- TASK BRIEF
Pull every line that includes the word "timestamp" out of the data below and copy it.

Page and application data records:
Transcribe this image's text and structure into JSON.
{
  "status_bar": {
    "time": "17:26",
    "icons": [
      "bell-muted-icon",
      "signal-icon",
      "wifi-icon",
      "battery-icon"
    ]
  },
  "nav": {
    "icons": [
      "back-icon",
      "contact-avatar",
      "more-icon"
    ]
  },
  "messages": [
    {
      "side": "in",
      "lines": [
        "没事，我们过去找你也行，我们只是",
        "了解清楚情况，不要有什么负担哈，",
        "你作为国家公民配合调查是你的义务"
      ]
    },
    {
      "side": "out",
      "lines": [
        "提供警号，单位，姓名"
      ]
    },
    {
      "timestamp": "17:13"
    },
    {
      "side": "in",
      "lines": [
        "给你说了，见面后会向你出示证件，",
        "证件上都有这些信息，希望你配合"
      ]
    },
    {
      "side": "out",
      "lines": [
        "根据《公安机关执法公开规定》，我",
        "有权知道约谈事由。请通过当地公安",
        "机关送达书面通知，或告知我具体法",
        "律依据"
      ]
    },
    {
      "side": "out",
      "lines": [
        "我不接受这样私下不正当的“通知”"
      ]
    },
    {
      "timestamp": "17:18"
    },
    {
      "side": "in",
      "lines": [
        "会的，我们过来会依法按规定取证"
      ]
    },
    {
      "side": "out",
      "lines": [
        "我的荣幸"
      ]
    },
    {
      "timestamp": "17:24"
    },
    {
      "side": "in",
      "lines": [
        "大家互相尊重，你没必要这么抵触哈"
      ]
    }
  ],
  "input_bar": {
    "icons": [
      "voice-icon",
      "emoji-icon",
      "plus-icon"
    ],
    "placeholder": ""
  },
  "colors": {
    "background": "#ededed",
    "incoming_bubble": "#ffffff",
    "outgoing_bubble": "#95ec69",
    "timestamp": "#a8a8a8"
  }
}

- RESPONSE
      "timestamp": "17:13"
      "timestamp": "17:18"
      "timestamp": "17:24"
    "timestamp": "#a8a8a8"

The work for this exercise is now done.